▶ _WHAT IS REQUIRED_
Could you show each line of the records that contains the word "distance"?

▶ _TASK MATERIAL_
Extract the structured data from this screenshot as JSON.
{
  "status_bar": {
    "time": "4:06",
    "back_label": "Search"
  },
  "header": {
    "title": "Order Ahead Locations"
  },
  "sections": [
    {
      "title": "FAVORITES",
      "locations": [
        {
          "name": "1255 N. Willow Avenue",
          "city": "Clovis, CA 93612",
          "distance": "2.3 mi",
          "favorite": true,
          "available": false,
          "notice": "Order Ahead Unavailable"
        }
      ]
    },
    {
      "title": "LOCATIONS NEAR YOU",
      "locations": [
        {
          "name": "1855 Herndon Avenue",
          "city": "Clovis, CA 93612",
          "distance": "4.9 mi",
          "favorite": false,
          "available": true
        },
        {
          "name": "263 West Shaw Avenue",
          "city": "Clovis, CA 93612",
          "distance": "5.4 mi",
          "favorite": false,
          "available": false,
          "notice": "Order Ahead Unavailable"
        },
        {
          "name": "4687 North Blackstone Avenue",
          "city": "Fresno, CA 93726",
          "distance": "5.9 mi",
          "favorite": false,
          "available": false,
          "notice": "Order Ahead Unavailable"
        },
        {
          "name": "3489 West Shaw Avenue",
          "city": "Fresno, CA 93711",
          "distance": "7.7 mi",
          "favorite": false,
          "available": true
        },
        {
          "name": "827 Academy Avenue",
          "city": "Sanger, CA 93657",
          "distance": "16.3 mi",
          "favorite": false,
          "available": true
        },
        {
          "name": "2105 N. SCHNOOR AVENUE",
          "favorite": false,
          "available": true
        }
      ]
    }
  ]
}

▶ _SOLUTION FOR THIS TASK_
          "distance": "2.3 mi",
          "distance": "4.9 mi",
          "distance": "5.4 mi",
          "distance": "5.9 mi",
          "distance": "7.7 mi",
          "distance": "16.3 mi",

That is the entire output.